Scientist Sonia Lupien, director of the Centre for Studies on Human Stress in Montreal, says stress is “NUTS.” That is, it results from any or all of: “novelty,” “unpredictability,” a “threat” to your ego and a “sense” of low control. Lupien has written a book about her research on the topic, Well Stressed: Manage Stress Before It Turns Toxic, that has just been translated into English. (French title: Par amour du stress.)
“The general public didn’t know about my findings,” Lupien says. “I got tired of doing research to do research. I wanted to spend more time on knowledge transfer, translating this so anyone can understand it, not just other scientists.”
The book cites other recent research along with Lupien’s own work. Among the highlights:
- Stress defined. “Stress is not the same as time pressure,” she emphasizes in the book. Instead, it’s our bodies’ hard-wired response to events that are new or unpredictable, and that pose a threat to our ego or sense of control. The stress response evolved back when humans were chasing down or running from large, fearsome creatures such as mammoths, and is not so well suited to handle stresses that require less-athletic coping strategies, such as starting high school, undergoing a divorce or being passed over for a promotion. By deconstructing our stressors and figuring out which factors are involved, we can act to reduce our stress response.
- Stress can make us fat in the wrong places. Under stress, our bodies mobilize energy to fight or flee, but if we do neither, that energy is stored as belly fat, for easy future access – and an increased risk of health perils such as hypertension and diabetes.
- Stress isn’t just a problem for busy, working people. “It has been shown that stress has the capacity to accelerate the aging of the brain in the elderly,” Lupien writes. “It has also been shown that stress can delay the development of some parts or functions of the brain in children.”
- Women and men react differently to stress. Recent research shows women often respond to stress by “tending or befriending” rather than by fighting or fleeing. Additionally, Lupien has found that while men can make women’s stress hormone levels rise, women can actually make men’s levels drop.
- We need stress to survive. Never mind having survived as a species by our ability to deal with mammoths – we need the vigilance associated with stress to get up on time in the morning, play sports effectively or cross the street safely.
- Stress-induced illnesses can be predicted – and prevented. Doctors can plug in numbers for an individual’s glucose, cholesterol and cortisol (stress hormone) levels and waist-to-hip ratio into a calculator and recommend action long before any single number becomes worrisome. Lupien plans to put a doctors’ version of this calculator on her website, humanstress.ca, and hopes eventually to make it available to individuals as well.
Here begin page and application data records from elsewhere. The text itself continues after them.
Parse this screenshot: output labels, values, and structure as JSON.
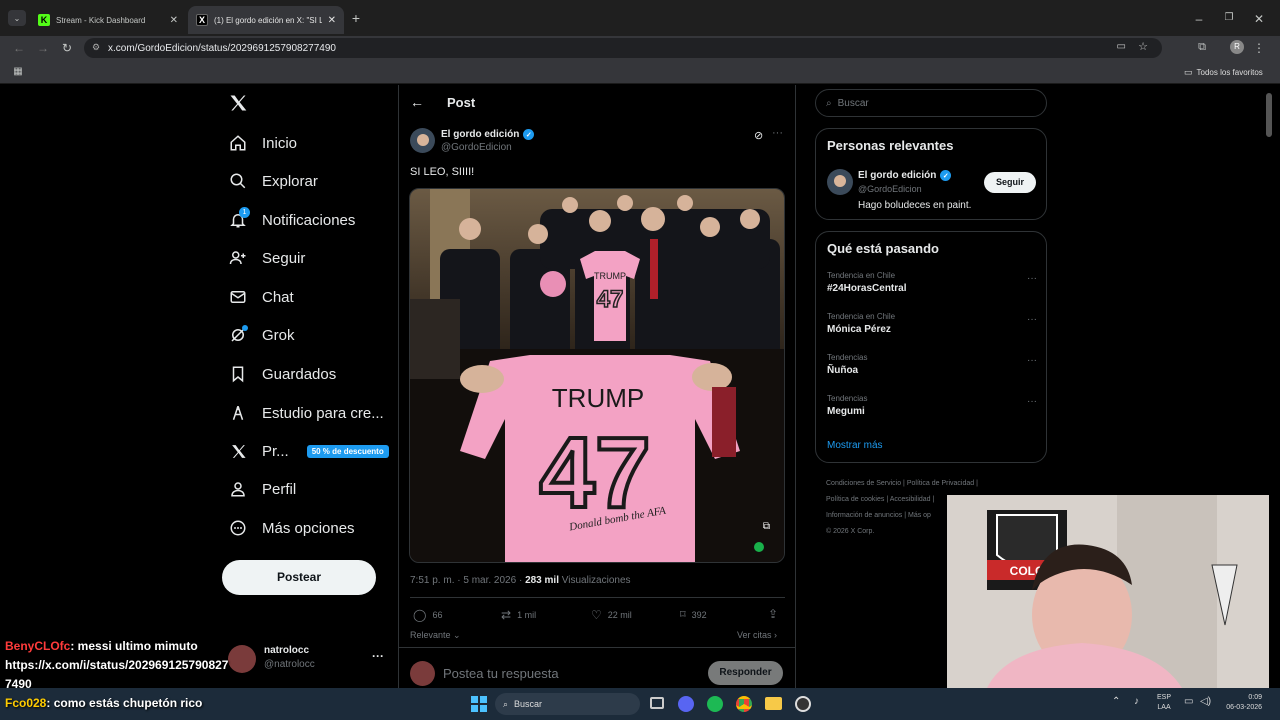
{
  "browser": {
    "tabs": [
      {
        "title": "Stream - Kick Dashboard",
        "active": false
      },
      {
        "title": "(1) El gordo edición en X: \"SI LE",
        "active": true
      }
    ],
    "new_tab": "+",
    "url": "x.com/GordoEdicion/status/2029691257908277490",
    "bookmarks_label": "Todos los favoritos",
    "profile_initial": "R"
  },
  "nav": {
    "items": [
      {
        "label": "Inicio",
        "icon": "home-icon"
      },
      {
        "label": "Explorar",
        "icon": "search-icon"
      },
      {
        "label": "Notificaciones",
        "icon": "bell-icon",
        "badge": "1"
      },
      {
        "label": "Seguir",
        "icon": "add-person-icon"
      },
      {
        "label": "Chat",
        "icon": "mail-icon"
      },
      {
        "label": "Grok",
        "icon": "grok-icon"
      },
      {
        "label": "Guardados",
        "icon": "bookmark-icon"
      },
      {
        "label": "Estudio para cre...",
        "icon": "studio-icon"
      },
      {
        "label": "Pr...",
        "icon": "x-logo-icon",
        "promo": "50 % de descuento"
      },
      {
        "label": "Perfil",
        "icon": "person-icon"
      },
      {
        "label": "Más opciones",
        "icon": "more-circle-icon"
      }
    ],
    "post_button": "Postear",
    "account": {
      "name": "natrolocc",
      "handle": "@natrolocc"
    }
  },
  "post": {
    "header": "Post",
    "author": {
      "name": "El gordo edición",
      "handle": "@GordoEdicion"
    },
    "text": "SI LEO, SIIII!",
    "meta_time": "7:51 p. m. · 5 mar. 2026 · ",
    "views": "283 mil",
    "views_label": " Visualizaciones",
    "stats": {
      "replies": "66",
      "reposts": "1 mil",
      "likes": "22 mil",
      "bookmarks": "392"
    },
    "sort_label": "Relevante",
    "quotes_label": "Ver citas",
    "reply_placeholder": "Postea tu respuesta",
    "reply_button": "Responder",
    "image_jersey_name": "TRUMP",
    "image_jersey_number": "47",
    "image_signature": "Donald bomb the AFA"
  },
  "sidebar": {
    "search_placeholder": "Buscar",
    "relevant_title": "Personas relevantes",
    "relevant_person": {
      "name": "El gordo edición",
      "handle": "@GordoEdicion",
      "bio": "Hago boludeces en paint.",
      "follow": "Seguir"
    },
    "trending_title": "Qué está pasando",
    "trends": [
      {
        "category": "Tendencia en Chile",
        "name": "#24HorasCentral"
      },
      {
        "category": "Tendencia en Chile",
        "name": "Mónica Pérez"
      },
      {
        "category": "Tendencias",
        "name": "Ñuñoa"
      },
      {
        "category": "Tendencias",
        "name": "Megumi"
      }
    ],
    "show_more": "Mostrar más",
    "footer": [
      "Condiciones de Servicio",
      "Política de Privacidad",
      "Política de cookies",
      "Accesibilidad",
      "Información de anuncios",
      "Más op",
      "© 2026 X Corp."
    ]
  },
  "stream_chat": [
    {
      "user": "BenyCLOfc",
      "user_color": "#ff3b3b",
      "msg": ": messi ultimo mimuto"
    },
    {
      "user": "",
      "user_color": "#ffffff",
      "msg": "https://x.com/i/status/202969125790827"
    },
    {
      "user": "",
      "user_color": "#ffffff",
      "msg": "7490"
    },
    {
      "user": "Fco028",
      "user_color": "#ffcc00",
      "msg": ": como estás chupetón rico"
    }
  ],
  "webcam": {
    "flag_text": "COLO"
  },
  "taskbar": {
    "search": "Buscar",
    "lang_top": "ESP",
    "lang_bottom": "LAA",
    "time": "0:09",
    "date": "06-03-2026"
  },
  "colors": {
    "accent": "#1d9bf0",
    "x_bg": "#000000",
    "jersey_pink": "#f3a2c4"
  }
}
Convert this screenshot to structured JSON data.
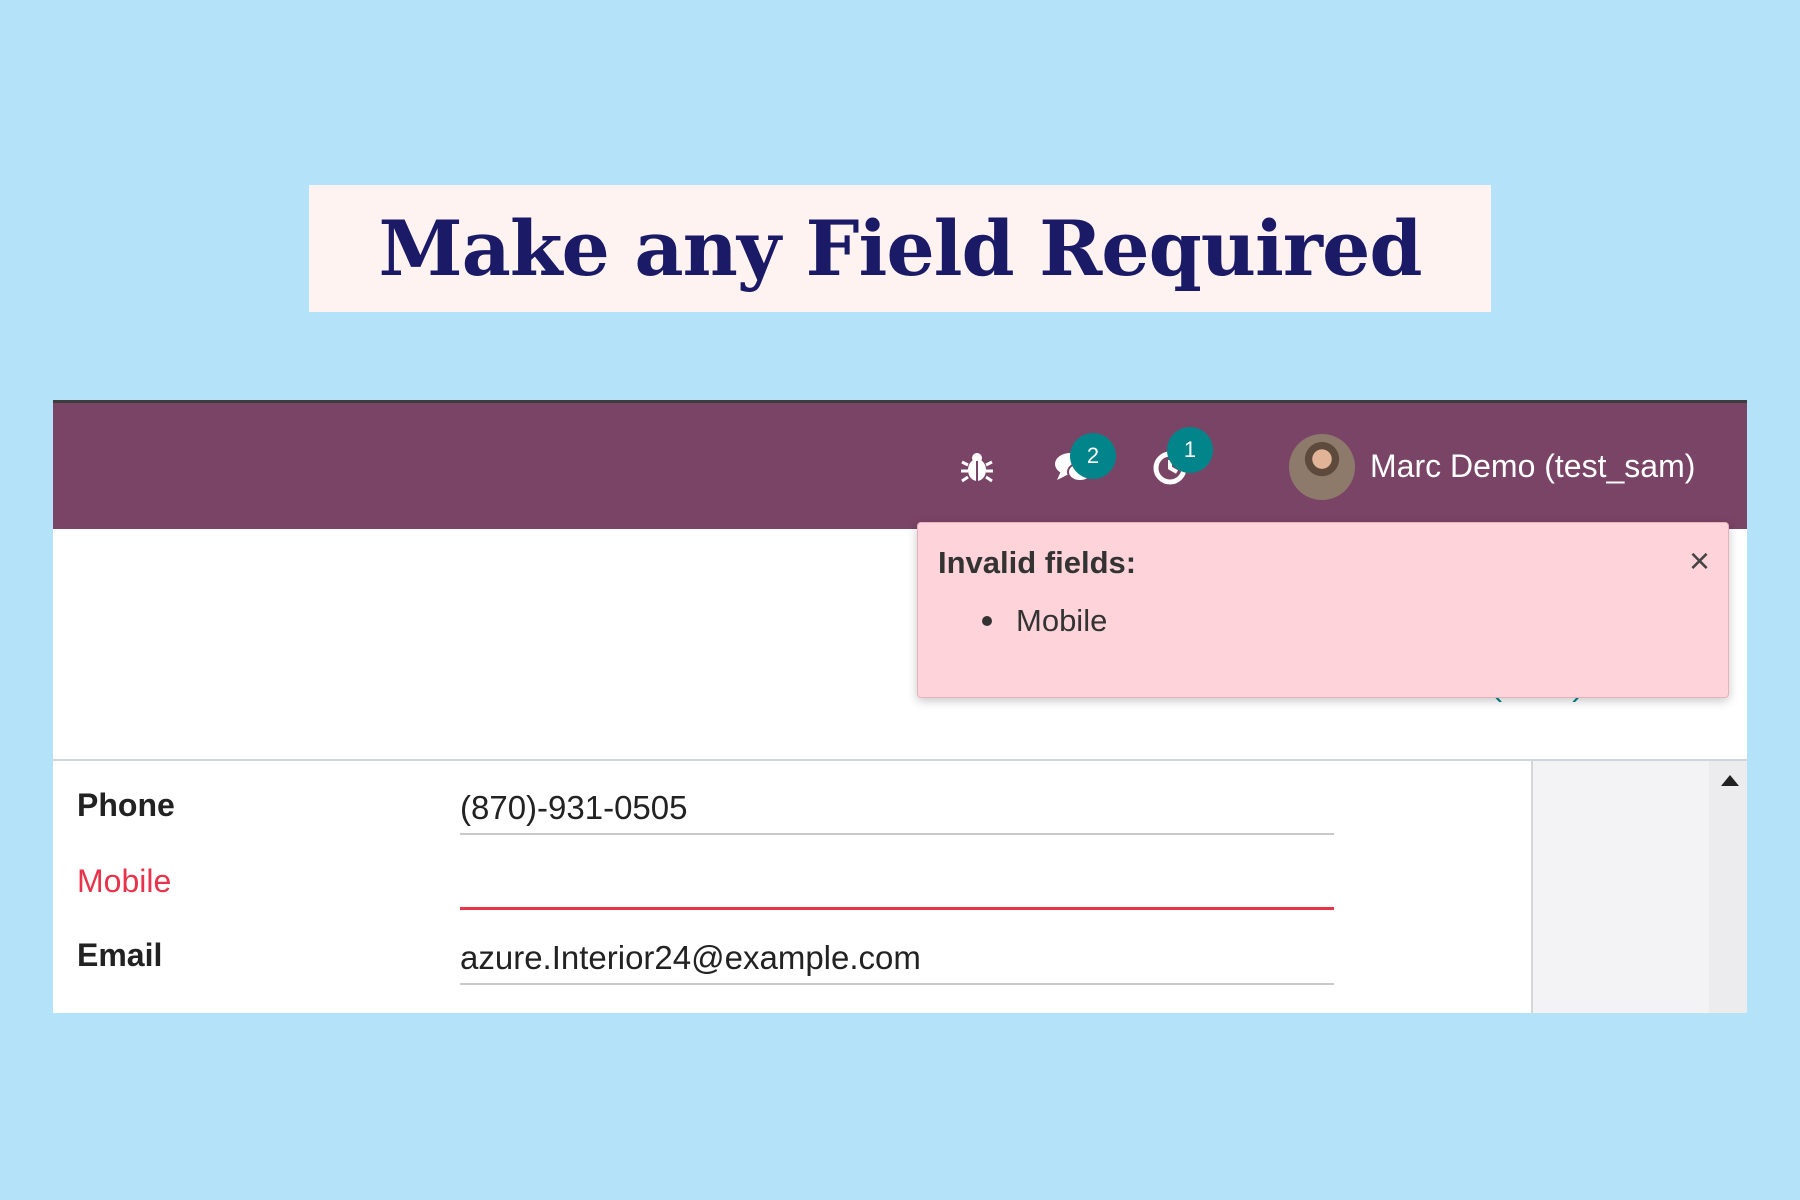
{
  "banner": {
    "title": "Make any Field Required"
  },
  "navbar": {
    "icons": [
      "bug-icon",
      "chat-icon",
      "clock-icon"
    ],
    "messages_badge": "2",
    "activities_badge": "1",
    "user_name": "Marc Demo (test_sam)",
    "background_color": "#7a4466",
    "badge_color": "#01848a"
  },
  "form": {
    "fields": [
      {
        "label": "Phone",
        "value": "(870)-931-0505",
        "invalid": false
      },
      {
        "label": "Mobile",
        "value": "",
        "invalid": true
      },
      {
        "label": "Email",
        "value": "azure.Interior24@example.com",
        "invalid": false
      }
    ],
    "invalid_color": "#e8334a"
  },
  "notification": {
    "title": "Invalid fields:",
    "items": [
      "Mobile"
    ],
    "close_label": "×",
    "background_color": "#ffd3da"
  }
}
While Lupien got her start in stress research by working with older adults, she says she is doing more and more work with children and adolescents. She has some advice for parents: “Never think you can hide your stress from your kids. They have the same stress detectors that you have, and they will react to your stress if they sense any of the NUTS factors. If you won’t deal with your stress for yourself, do it for your kids.”
Finally, what stress factor affects Lupien the most? “Unpredictability,” she says. “I need to keep my life organized.”
And how does she deal with stress? “Exercise,” she says. “I walk my dog a lot. He’s in very, very good shape. Exercise works; ask my dog – he knows.”